[Items from an interface collection]
* * * *

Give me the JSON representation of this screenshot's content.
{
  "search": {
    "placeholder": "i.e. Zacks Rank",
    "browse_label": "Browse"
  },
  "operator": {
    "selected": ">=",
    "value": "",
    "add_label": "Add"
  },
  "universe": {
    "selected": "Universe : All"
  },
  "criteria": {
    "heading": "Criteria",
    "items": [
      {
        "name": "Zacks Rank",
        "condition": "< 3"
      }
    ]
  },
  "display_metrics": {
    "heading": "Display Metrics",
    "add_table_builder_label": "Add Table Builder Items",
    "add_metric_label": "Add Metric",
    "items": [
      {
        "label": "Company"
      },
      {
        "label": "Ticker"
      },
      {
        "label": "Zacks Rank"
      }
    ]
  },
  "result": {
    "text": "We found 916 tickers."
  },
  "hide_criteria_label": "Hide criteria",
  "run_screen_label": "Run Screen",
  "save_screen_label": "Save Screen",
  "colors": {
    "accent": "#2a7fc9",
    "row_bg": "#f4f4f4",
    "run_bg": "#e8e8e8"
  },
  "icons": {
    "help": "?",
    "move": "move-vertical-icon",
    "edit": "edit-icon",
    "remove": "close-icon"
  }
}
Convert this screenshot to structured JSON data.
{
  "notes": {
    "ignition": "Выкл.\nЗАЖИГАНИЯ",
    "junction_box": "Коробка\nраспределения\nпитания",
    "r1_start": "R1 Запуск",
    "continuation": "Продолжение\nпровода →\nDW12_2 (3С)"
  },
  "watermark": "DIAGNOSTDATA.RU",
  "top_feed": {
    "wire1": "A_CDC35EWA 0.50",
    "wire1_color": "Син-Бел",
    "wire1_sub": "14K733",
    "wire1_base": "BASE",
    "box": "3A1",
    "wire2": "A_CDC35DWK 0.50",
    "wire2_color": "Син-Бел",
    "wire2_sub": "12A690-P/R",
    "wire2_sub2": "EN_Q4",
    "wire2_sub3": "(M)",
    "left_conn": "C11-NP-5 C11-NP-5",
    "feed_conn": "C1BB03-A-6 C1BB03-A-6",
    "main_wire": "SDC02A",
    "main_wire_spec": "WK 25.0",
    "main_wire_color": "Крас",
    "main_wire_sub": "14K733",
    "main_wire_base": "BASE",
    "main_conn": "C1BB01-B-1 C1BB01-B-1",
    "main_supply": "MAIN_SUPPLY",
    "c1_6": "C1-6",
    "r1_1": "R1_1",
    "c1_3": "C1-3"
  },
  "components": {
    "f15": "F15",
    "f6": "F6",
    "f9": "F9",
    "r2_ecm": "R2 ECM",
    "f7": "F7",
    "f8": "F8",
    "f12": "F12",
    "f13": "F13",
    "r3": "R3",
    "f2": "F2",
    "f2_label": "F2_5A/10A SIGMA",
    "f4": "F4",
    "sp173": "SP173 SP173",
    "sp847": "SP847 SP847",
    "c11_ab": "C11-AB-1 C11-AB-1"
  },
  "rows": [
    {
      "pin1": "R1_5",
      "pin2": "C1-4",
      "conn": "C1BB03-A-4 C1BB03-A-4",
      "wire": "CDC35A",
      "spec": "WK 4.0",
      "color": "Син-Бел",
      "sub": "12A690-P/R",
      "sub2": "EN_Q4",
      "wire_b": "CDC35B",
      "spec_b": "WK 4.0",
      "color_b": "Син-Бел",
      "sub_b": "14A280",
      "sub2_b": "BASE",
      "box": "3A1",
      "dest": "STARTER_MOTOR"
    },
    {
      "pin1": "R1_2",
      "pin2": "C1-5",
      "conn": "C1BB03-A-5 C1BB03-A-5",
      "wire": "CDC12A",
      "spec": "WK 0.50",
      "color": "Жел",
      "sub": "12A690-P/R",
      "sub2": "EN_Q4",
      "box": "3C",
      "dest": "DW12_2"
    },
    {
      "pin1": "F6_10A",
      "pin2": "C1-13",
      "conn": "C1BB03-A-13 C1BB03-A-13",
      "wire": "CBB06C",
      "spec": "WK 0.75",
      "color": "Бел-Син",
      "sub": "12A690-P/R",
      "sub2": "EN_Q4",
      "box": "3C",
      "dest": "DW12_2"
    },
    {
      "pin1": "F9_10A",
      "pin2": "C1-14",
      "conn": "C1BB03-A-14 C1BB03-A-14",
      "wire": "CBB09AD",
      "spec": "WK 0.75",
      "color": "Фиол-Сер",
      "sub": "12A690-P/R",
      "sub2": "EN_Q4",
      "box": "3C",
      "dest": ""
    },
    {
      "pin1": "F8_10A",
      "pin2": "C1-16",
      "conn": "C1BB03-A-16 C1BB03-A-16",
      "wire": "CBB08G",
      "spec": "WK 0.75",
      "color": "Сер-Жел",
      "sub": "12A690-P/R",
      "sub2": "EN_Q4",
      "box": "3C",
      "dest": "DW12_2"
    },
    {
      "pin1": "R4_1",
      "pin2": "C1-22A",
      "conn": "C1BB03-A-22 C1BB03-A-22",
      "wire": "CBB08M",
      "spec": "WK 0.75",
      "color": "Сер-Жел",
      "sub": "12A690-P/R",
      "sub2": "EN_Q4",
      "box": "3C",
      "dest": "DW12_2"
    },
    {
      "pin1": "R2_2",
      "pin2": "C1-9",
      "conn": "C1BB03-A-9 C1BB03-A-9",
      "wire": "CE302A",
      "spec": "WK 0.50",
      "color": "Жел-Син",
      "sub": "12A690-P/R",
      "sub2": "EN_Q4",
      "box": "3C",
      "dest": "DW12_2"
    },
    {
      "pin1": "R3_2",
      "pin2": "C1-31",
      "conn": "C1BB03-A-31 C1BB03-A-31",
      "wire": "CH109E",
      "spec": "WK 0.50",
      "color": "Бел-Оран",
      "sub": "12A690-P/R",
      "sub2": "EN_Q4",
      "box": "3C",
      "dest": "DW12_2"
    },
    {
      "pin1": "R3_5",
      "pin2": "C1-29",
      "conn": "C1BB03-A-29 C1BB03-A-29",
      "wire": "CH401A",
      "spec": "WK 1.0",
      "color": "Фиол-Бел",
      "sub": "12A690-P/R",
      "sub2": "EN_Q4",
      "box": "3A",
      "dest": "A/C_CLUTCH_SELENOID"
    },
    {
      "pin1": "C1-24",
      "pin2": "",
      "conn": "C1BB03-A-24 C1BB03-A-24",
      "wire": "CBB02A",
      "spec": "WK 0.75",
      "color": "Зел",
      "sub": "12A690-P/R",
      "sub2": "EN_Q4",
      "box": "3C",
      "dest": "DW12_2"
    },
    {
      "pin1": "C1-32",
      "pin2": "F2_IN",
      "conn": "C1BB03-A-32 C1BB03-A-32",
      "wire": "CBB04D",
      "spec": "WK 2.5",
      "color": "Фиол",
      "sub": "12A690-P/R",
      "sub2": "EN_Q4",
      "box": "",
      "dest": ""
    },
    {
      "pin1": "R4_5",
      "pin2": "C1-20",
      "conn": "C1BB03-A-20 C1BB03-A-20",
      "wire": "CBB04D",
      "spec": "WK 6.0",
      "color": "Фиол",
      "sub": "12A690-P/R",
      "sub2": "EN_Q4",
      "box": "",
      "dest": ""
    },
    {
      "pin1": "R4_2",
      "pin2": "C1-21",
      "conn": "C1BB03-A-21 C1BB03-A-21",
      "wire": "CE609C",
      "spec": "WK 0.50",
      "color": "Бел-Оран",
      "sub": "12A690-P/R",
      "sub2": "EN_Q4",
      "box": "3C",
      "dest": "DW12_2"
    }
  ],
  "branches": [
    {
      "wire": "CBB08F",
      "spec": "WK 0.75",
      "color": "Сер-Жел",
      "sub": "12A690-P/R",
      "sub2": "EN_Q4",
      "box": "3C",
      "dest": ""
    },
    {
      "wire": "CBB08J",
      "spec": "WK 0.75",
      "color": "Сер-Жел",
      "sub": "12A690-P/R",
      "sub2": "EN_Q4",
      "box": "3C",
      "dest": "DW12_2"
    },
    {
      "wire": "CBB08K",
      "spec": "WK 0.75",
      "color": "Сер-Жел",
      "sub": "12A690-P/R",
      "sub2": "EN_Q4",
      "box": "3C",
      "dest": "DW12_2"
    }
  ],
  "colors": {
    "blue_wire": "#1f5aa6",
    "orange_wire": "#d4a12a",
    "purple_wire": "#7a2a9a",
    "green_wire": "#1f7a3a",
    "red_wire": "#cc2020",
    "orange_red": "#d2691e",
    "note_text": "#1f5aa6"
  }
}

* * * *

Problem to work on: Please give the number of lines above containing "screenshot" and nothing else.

Solution to the exercise: 2